The environment and climate change remain among the cohort's top concerns, even amid the pandemic. In a recent global survey of more than 27,000 people, more than six in 10 individuals under 30 strongly agreed that society should respond to climate change with the same urgency as it has to the pandemic. Nearly two-thirds of those respondents also said they felt "guilty about my negative impact on the environment."
The launch promotion is designed to appeal to these consumers' sense of purpose toward the environment, asking them to enroll in the Coors Seltzer Volunteer Program, which will entitle people in eligible states to receive a rebate on their first 12-pack brand purchase.
"Americans are drinking an astounding amount of hard seltzer, but it's not doing much good. With the launch of Coors Seltzer and its Volunteer Program, we're setting out to provide a seltzer that tastes good and also gives drinkers an opportunity to do good with each and every sip," Matt Escalante, Molson Coors' senior director of above premium flavors, said in an announcement.

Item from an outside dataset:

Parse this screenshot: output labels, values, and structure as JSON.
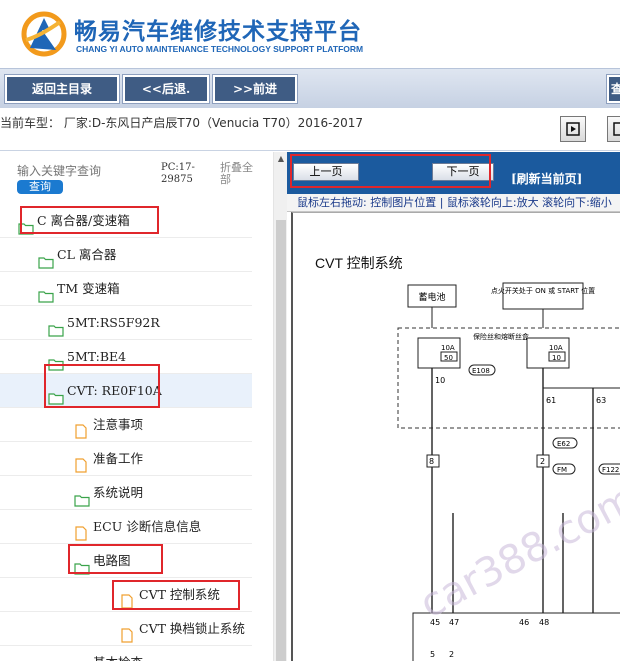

In addition to the video advertising, the brand is trying to get the Coors Seltzer Volunteer Program to trend on social media, offering a sweepstakes in which followers on Instagram or Twitter create a post featuring them engaged in a volunteer activity. Prizes will include the chance to win free Coors Seltzer for a year (in the form of $500), along with a $1,000 donation made in the winner’s name to one of the conservation projects.
At a time when brand authenticity matters more than ever, the Coors brand may be trying to bank on its history of environmental stewardship. Commercials for the company's Coors Light brand in the early 2000s depicted company chairman Pete Coors, grandson of brewery founder Adolph Coors, in idyllic Colorado settings proclaiming the brand was made with "pure Rocky Mountain spring water."